The strong link between Oak Ridge National Laboratory and UT will be on display Friday, as the Department of Energy’s Manufacturing Demonstration Facility at ORNL welcomes UT students and faculty from the College of Engineering.
College of Engineering News
Ed Burdette, the Fred N. Peebles Professor in the Department of Civil and Environmental Engineering, has been named the Peter G. Hoadley Award winner for 2014.
The nighttime safety of drivers and passengers on Tennessee’s highways could soon be greatly improved thanks to a new research project through the Center for Transportation Research. The high number of injuries and deaths from traffic incidents prompted agencies such as the World Health Organization and the United Nations to recognize their epidemic proportion.
A father and daughter pair of University of Tennessee, Knoxville, graduates have teamed up to help give back to members of the United States military through their program Diving with Heroes.
Joe Brickey, a 1985 electrical engineering grad, and Jill Hottel, who got her bachelor’s in geography in 2004 and her master’s in 2010, started the program as a way to help wounded veterans regain their lost sense of mobility via diving.
Machine learning, the science that makes it possible for devices to “think” on their own, is taking the next step forward thanks to College of Engineering professors Jeremy Holleman and Itamar Arel.
A team of researchers at UT and Oak Ridge National Laboratory are investigating if lignin—a low-cost byproduct of the pulp, paper, and biofuels industries—could be useful as a battery anode in lithium-ion batteries.
This week’s Science Forum at UT will look at alternative transportation energy sources and innovations. Claus Daniel, deputy director of the Sustainable Transportation program at Oak Ridge National Laboratory, will talk on “Electrification of Transportation: Cost and Opportunities.” His discussion begins at noon on Friday, September 19, in Room C-D of Thompson-Boling Arena.
The only “car” that most people associate with printers is a “car-tridge” of ink, but may soon change, thanks in part to several UT students.
The Wall Street Journal interviewed alumnus Barry “Butch” Wilmore about watching Southeastern Conference football in space. Wilmore, a NASA astronaut,

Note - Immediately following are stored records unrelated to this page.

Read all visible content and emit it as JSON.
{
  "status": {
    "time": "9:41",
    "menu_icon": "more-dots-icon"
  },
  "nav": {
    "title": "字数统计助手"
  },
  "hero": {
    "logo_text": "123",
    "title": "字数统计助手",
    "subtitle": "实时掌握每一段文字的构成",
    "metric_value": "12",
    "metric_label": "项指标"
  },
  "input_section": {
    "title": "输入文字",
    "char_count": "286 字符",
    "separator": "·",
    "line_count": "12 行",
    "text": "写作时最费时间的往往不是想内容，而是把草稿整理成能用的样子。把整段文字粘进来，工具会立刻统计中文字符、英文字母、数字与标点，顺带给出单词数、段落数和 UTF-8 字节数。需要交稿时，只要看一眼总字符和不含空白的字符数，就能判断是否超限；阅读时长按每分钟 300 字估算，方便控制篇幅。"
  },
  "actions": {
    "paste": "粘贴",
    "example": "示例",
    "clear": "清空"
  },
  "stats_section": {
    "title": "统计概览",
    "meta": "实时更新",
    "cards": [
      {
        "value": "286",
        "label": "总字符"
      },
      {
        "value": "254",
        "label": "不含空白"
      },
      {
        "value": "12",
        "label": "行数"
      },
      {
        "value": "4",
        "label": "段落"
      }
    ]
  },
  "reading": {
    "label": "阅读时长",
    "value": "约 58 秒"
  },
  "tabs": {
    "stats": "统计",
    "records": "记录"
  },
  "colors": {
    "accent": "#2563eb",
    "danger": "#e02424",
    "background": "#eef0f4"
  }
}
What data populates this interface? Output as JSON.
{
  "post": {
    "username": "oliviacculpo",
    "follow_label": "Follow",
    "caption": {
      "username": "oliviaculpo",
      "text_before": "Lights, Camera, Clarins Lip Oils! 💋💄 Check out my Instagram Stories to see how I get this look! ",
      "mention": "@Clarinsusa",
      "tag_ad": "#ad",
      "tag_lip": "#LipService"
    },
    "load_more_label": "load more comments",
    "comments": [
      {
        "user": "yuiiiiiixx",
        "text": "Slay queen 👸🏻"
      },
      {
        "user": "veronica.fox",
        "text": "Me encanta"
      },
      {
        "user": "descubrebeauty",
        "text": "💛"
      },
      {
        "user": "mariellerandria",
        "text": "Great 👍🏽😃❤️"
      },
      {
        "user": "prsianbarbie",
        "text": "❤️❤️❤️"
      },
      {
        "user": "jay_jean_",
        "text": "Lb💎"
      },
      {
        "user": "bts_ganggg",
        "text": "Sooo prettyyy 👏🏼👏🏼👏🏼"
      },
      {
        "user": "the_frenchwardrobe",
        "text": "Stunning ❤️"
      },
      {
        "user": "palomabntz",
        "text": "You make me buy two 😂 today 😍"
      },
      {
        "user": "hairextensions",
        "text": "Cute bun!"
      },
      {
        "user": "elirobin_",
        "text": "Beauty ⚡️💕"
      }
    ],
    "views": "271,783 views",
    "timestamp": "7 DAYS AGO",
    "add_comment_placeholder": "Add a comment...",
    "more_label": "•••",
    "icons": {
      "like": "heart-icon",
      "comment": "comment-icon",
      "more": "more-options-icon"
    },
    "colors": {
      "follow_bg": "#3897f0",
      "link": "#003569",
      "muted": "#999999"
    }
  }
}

UT has received an in-kind software grant from Siemens PLM Software estimated at $37 million for use in the College of Engineering.